Following the mutinies in the French army in April 1917, it was clear that any major offensive on The Western Front in the Summer and Autumn of that year would have to be carried by Britain. Douglas Haig, the British commander, had long wished to launch an offensive in Flanders at Ypres. A successful attack at Ypres would, he believed, allow British forces to break through the German lines and advance to the Belgian coast and capture important ports being used by the Germans as U Boat bases. Germany had begun an unrestricted U Boat campaign in February, sinking any ships sailing to Britain on sight and thus threatening Britain’s ability to continue the war.
Before the main offensive at Ypres took place, Britain had launched a highly successful attack on The Messines Ridge on 7th June. This attack was on a small scale compared with other First World War battles, but the success encouraged Haig in his belief that he could be successful in a major offensive. The Messines Ridge is an area of high ground to the South of Ypres and in 1917 it was held by the Germans. After a period of meticulous preparation and planning, the British Second Army, commanded by Plumer, captured the ridge with low casualties. The attack had been preceded by an artillery bombardment in which three and a half million shells had been fired. Another secret of the attack’s success was the use of 19 mines dug underneath the German positions, which had been used to explode a million pounds of explosive.
Launching a major offensive at Ypres would be much more difficult and the planned British attack faced massive problems. The Germans held virtually all of the high ground surrounding the town and had constructed some of the strongest defences on The Western Front. There were multiple layers of defences, consisting of trenches, breastworks, fortified shell holes, barbed wire, concrete bunkers, dugouts and machine gun pill boxes. In addition to this the area had been totally devastated by over three years of fighting. The ground was a mass of shell holes and the drainage systems, built in the area over centuries, had been destroyed. The area was notorious for wet weather and any rain would turn the battlefield into a quagmire.

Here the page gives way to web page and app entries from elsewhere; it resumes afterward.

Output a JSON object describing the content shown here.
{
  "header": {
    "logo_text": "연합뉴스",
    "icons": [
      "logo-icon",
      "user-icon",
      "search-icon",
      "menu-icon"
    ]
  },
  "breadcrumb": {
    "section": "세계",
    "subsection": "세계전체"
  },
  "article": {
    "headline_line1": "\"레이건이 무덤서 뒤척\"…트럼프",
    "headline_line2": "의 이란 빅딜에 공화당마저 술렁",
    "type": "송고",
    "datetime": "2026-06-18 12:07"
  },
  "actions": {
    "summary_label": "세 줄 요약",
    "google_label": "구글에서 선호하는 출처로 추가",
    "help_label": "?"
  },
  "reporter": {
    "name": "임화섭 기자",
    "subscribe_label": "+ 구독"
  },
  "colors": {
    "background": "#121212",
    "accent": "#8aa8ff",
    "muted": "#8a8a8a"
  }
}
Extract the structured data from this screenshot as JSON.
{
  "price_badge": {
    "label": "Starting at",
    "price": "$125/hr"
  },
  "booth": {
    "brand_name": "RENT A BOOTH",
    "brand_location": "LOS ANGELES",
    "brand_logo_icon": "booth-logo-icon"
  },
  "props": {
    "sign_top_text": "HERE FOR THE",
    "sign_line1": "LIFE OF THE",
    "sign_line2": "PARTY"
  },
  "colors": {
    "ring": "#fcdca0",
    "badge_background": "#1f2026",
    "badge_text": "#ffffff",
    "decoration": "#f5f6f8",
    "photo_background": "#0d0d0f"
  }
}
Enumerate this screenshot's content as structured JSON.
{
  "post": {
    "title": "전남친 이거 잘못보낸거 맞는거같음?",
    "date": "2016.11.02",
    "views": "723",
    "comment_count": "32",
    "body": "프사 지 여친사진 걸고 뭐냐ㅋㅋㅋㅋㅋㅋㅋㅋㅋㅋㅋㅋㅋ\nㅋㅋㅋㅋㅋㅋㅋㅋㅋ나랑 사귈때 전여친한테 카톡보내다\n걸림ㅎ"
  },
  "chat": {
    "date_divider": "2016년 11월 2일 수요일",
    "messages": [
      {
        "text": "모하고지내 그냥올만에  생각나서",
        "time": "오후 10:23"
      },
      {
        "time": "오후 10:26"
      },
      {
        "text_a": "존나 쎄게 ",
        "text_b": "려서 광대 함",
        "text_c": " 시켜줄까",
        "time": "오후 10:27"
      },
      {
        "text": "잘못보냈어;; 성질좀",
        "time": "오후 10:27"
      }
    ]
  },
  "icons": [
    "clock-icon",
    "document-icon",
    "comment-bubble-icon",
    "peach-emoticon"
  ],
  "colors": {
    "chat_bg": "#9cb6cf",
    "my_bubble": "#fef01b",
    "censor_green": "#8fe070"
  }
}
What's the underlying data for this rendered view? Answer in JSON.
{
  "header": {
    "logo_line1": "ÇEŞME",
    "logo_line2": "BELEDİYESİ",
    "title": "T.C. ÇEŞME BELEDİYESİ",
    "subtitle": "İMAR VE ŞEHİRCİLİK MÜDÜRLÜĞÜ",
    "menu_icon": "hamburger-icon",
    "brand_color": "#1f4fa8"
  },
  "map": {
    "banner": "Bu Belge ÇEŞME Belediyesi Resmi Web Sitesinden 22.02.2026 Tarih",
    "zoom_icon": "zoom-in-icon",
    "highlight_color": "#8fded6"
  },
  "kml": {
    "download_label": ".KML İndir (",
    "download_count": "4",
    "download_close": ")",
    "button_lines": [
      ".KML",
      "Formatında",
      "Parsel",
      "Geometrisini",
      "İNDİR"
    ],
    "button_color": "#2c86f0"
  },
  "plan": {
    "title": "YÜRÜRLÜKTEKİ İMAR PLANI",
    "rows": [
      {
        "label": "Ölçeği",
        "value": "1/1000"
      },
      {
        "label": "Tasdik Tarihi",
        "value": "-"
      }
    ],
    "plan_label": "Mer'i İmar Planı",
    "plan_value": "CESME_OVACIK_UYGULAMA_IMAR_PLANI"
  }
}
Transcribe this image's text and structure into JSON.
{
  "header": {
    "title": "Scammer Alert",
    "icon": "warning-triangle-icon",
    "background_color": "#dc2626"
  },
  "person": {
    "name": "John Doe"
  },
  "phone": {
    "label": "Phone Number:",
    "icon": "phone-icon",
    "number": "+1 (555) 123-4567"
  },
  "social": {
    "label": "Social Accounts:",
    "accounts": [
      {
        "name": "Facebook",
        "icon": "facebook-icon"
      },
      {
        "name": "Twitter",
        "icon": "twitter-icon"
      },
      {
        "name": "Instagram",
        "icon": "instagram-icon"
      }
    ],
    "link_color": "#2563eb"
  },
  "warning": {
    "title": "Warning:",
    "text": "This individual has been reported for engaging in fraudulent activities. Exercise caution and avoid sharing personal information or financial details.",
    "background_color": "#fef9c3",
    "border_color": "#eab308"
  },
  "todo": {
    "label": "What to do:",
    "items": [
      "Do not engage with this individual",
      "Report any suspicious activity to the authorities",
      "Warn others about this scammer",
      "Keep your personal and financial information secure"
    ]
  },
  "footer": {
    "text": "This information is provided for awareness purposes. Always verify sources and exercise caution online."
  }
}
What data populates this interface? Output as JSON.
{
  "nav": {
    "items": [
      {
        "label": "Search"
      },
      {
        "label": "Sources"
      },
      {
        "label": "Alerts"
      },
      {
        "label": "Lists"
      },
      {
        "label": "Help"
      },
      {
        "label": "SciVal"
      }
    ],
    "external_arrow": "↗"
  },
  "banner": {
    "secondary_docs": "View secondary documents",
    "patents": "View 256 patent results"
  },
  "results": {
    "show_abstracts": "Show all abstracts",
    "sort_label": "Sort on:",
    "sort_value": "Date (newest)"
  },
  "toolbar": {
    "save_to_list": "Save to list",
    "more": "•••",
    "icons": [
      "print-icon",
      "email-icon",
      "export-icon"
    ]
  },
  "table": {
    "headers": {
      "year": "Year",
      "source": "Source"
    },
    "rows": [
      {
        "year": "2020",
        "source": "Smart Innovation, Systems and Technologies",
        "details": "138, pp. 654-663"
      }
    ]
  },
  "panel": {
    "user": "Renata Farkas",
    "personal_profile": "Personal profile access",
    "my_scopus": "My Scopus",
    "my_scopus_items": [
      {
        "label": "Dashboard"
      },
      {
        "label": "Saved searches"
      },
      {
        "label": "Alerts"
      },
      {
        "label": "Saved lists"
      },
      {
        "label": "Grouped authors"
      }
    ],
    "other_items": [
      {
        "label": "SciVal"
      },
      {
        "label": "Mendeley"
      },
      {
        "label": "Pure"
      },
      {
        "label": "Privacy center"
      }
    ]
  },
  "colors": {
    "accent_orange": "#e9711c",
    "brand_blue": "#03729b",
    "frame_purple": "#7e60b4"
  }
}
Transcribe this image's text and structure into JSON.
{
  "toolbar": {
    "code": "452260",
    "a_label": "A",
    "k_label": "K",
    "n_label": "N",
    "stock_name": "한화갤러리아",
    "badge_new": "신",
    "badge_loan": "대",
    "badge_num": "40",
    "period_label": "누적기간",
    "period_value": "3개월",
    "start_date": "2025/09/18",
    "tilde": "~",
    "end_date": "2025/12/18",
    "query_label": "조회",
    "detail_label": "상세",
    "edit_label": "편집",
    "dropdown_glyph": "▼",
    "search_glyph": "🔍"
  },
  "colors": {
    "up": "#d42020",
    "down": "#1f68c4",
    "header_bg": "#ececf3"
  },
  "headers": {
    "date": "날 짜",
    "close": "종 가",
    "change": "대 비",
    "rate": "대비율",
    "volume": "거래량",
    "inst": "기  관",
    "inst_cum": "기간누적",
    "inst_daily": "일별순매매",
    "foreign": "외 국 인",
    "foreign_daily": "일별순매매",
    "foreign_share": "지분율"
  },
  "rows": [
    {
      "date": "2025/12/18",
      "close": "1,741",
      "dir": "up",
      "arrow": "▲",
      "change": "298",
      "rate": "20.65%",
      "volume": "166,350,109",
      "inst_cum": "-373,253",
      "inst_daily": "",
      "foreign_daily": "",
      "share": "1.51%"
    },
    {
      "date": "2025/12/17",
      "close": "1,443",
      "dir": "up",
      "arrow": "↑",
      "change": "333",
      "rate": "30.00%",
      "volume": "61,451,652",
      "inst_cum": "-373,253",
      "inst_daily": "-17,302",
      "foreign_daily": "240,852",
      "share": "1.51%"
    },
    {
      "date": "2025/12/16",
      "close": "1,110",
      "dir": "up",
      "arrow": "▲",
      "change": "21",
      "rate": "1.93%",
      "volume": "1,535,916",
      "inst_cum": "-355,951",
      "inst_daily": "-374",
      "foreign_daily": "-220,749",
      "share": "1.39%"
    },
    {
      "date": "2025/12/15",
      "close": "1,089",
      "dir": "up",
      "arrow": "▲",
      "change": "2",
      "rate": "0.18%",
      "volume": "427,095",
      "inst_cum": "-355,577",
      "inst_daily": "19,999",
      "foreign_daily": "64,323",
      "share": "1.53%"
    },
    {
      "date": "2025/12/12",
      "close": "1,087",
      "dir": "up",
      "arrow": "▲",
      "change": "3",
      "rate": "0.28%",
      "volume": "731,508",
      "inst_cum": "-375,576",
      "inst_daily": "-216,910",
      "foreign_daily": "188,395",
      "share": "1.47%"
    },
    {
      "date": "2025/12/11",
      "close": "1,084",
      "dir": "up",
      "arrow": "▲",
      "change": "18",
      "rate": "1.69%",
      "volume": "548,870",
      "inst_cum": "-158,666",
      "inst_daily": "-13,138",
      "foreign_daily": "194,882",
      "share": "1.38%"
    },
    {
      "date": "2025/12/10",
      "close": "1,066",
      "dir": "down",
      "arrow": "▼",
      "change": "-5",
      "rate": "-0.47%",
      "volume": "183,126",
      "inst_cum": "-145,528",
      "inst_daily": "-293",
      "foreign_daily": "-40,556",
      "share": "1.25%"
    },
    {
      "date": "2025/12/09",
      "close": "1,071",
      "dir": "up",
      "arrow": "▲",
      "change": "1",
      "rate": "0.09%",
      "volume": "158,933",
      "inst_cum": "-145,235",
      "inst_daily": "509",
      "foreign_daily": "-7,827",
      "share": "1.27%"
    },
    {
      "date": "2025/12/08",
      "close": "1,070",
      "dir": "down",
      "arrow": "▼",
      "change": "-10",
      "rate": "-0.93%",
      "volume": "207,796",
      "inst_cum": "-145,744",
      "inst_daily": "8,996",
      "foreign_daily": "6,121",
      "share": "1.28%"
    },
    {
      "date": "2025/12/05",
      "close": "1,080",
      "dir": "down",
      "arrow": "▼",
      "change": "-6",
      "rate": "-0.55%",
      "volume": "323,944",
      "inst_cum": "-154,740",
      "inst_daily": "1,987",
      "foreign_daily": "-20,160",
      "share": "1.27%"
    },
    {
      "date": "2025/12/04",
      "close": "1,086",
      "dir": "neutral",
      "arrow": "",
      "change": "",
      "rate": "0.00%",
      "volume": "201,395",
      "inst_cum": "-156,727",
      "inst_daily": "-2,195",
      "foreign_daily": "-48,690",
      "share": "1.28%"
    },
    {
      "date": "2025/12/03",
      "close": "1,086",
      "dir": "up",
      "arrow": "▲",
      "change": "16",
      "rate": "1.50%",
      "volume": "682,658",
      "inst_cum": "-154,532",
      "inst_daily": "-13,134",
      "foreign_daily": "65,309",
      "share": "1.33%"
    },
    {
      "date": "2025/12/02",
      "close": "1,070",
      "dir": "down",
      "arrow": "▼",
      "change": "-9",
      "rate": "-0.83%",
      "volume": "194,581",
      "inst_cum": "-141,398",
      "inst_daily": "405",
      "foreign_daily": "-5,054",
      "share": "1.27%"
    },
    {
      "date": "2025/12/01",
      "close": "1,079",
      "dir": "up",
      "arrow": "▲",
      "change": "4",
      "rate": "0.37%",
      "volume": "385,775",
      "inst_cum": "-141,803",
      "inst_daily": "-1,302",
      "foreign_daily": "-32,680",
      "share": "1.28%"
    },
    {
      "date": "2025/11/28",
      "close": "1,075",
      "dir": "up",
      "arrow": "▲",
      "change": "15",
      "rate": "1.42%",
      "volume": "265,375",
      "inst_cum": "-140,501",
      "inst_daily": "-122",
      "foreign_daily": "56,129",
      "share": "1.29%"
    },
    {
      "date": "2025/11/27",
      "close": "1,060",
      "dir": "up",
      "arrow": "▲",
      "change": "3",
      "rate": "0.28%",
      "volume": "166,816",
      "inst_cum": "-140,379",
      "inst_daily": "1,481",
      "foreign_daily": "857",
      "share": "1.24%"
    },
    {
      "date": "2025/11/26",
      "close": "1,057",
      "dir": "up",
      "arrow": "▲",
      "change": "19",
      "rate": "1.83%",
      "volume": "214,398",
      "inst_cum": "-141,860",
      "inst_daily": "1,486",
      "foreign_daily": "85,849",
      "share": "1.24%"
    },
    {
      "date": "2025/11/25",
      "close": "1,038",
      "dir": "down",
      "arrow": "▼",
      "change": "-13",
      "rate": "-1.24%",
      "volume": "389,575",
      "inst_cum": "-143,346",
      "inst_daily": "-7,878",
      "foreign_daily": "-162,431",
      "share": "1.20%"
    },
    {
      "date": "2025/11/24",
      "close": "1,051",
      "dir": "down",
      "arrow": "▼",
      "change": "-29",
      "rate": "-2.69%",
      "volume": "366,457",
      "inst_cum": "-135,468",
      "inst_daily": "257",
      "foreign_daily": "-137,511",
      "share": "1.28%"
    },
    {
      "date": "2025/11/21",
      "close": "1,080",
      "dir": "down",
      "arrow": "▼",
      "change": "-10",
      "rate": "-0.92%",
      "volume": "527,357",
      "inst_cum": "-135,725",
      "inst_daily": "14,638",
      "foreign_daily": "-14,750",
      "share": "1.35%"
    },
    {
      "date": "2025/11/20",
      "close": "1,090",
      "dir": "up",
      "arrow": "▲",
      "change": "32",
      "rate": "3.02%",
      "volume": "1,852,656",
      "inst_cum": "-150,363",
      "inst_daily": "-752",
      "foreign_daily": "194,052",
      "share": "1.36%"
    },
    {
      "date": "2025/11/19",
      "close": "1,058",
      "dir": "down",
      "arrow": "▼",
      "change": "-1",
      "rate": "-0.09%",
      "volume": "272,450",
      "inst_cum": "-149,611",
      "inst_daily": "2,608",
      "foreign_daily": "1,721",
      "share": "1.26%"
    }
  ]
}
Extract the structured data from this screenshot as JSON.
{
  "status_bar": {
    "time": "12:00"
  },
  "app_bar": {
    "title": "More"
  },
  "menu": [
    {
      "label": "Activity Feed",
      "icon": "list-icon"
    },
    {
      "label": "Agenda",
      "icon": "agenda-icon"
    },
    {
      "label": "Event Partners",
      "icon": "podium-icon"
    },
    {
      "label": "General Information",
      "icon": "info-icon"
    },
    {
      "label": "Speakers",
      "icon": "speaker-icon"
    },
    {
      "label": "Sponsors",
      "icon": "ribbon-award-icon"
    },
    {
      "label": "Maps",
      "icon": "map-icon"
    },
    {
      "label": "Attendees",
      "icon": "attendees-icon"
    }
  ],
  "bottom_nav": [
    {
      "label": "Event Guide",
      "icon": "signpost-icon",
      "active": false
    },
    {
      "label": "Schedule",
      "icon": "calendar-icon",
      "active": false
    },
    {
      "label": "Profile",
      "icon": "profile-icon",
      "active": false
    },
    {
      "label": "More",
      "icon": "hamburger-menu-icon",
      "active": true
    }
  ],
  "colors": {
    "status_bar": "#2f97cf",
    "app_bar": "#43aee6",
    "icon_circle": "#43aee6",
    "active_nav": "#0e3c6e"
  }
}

The British attack on 31st July 1917, which began The Third Battle of Ypres, had been preceded by an artillery bombardment of 15 days in which four million shells were fired. The attack was also supported by 136 tanks. Though there was some success, particularly the capture of The Pilkem Ridge, the attack made little progress and casualties soon began to mount. Rain began to pour down, the Germans began a massive artillery bombardment against the attacking troops and the battlefield turned into a sea of mud. Haig was, however, determined to press on.
The conditions made getting men and supplies to the front enormously difficult and conditions became appalling. Men often went straight into action after wading through mud for hours to get to their trenches. The difficulty in getting across No Man’s Land meant that the artillery barrage often moved on ahead of the attacking troops struggling through mud, leaving them exposed to machine guns. Wounded soldiers who had crawled into shell holes drowned as they filled with water.
August saw little success, but in September the Germans were pushed back yard by yard. Battles took place to gain objectives whose names became unforgettable; The Menin Road, Polygon Wood, Gheluvelt, Broodseinde. Each side suffered heavy casualties from the intense artillery bombardments that preceded each British attack and each German counter attack. By October pressure was mounting on Haig to end the offensive, but he was convinced that one more blow would see German resistance break. In October and November the final battles took place for the high ground around Passchendaele. The site of the village, which by now had completely ceased to exist, was captured by Canadian troops on 10th November.
The Battle of Passchendaele (Third Battle of Ypres) has shaped many people’s image of World War 1. It is an image of soldiers wallowing in mud, fighting in impossible conditions and making pointless sacrifice on a massive scale. The British army lost 70,000 dead and 170,000 wounded and the German army lost a similar number. It is difficult to see what the battle achieved; there was no breakthrough and although battered, the German army was well capable of continuing the war as 1918 was to show.